• **What to work on**
Copy every line of the entries that has the string "icon" in it.

[[ The records, beginning ]]

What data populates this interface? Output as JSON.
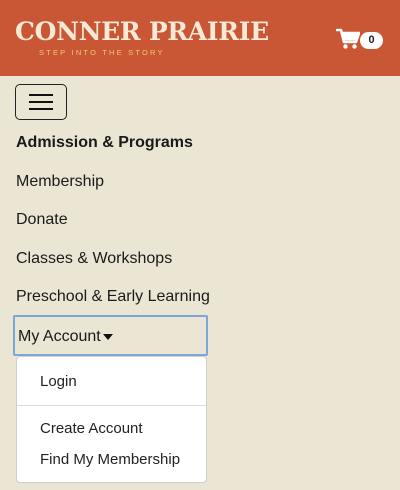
{
  "header": {
    "logo_title": "CONNER PRAIRIE",
    "logo_tagline": "STEP INTO THE STORY",
    "cart_count": "0",
    "cart_icon": "shopping-cart-icon",
    "background_color": "#c95735"
  },
  "menu_toggle": {
    "icon": "hamburger-icon"
  },
  "nav": {
    "items": [
      {
        "label": "Admission & Programs"
      },
      {
        "label": "Membership"
      },
      {
        "label": "Donate"
      },
      {
        "label": "Classes & Workshops"
      },
      {
        "label": "Preschool & Early Learning"
      }
    ],
    "account": {
      "label": "My Account",
      "dropdown": [
        {
          "label": "Login"
        },
        {
          "label": "Create Account"
        },
        {
          "label": "Find My Membership"
        }
      ]
    }
  }
}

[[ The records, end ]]

• **Output of the exercise**
    "cart_icon": "shopping-cart-icon",
    "icon": "hamburger-icon"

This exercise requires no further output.